• _PROBLEM TO SOLVE_
Please return every line in the entries below with the word "Muster" in it.

-- GIVEN DATA follows --

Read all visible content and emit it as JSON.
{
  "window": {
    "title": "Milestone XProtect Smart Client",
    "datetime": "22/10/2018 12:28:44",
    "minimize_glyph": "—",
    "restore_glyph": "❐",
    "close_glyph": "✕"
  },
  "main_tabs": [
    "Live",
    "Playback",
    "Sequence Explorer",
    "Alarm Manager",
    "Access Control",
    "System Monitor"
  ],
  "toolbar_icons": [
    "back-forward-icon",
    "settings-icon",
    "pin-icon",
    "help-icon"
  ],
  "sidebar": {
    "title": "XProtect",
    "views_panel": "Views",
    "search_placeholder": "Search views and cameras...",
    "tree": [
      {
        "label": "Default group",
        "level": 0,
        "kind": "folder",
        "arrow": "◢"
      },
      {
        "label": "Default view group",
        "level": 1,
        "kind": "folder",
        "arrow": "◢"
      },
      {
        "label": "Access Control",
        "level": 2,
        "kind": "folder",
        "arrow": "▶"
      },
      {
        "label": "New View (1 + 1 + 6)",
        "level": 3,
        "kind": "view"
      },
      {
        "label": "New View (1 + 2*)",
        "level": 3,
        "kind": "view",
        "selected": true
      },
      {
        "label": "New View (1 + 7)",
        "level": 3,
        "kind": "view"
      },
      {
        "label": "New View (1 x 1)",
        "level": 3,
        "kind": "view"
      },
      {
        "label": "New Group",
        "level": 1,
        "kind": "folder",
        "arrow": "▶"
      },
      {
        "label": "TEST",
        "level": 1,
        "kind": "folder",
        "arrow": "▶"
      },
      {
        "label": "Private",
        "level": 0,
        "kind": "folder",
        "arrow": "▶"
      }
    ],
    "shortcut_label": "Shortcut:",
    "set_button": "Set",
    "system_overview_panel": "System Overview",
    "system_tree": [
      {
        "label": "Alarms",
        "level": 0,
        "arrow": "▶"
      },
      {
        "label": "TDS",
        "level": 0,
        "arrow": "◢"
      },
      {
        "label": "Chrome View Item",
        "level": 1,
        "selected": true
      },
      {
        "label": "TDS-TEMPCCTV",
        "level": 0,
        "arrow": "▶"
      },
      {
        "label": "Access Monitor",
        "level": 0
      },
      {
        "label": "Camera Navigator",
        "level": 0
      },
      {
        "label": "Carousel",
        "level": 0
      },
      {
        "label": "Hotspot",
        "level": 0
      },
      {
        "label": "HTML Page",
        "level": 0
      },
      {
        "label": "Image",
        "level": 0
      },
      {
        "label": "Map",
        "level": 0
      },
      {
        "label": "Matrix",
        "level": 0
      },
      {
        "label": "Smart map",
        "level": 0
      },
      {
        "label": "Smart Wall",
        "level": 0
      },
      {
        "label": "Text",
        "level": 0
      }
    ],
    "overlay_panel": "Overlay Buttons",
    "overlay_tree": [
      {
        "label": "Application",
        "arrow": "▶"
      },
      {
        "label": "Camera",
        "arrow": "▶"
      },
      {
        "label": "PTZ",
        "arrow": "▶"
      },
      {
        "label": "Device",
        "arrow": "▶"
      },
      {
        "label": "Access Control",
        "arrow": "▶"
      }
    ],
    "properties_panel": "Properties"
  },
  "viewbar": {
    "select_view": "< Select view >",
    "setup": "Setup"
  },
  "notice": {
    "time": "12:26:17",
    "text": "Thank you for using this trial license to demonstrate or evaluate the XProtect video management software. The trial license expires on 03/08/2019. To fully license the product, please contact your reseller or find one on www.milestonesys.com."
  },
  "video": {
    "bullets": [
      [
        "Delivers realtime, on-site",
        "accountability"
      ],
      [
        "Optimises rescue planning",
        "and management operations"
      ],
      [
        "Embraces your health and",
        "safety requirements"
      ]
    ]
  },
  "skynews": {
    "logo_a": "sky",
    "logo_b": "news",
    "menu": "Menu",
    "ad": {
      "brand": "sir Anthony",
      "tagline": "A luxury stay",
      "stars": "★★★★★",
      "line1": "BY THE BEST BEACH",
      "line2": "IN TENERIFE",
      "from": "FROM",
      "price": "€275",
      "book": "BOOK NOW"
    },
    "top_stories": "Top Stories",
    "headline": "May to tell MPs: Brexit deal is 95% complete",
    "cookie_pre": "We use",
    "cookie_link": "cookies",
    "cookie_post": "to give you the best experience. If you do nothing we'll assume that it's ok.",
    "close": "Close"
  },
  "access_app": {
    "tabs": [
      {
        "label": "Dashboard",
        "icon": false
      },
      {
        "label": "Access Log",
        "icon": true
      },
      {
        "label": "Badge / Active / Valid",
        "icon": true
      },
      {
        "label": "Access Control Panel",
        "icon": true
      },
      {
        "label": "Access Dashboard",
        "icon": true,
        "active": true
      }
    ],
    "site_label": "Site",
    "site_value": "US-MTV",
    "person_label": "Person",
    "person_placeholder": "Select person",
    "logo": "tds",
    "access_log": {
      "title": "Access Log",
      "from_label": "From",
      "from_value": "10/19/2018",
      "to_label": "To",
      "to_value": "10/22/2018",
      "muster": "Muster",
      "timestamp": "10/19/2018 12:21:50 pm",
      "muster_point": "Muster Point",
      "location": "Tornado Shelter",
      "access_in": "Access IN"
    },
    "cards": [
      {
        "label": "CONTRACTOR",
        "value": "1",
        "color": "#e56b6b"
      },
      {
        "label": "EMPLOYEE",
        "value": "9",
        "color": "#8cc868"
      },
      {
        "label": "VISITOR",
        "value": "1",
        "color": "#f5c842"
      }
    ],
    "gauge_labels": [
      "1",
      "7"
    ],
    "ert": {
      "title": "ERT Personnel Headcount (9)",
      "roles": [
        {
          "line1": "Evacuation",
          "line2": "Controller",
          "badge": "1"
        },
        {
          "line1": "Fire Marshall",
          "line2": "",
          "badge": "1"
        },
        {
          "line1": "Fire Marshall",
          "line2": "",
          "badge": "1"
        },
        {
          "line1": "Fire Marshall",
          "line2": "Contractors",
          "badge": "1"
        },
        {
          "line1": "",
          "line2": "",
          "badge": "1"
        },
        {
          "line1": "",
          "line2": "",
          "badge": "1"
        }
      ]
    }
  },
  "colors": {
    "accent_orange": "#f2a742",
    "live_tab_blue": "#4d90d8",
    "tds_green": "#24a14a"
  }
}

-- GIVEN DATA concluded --

• _EXERCISE SOLUTION_
      "muster": "Muster",
      "muster_point": "Muster Point",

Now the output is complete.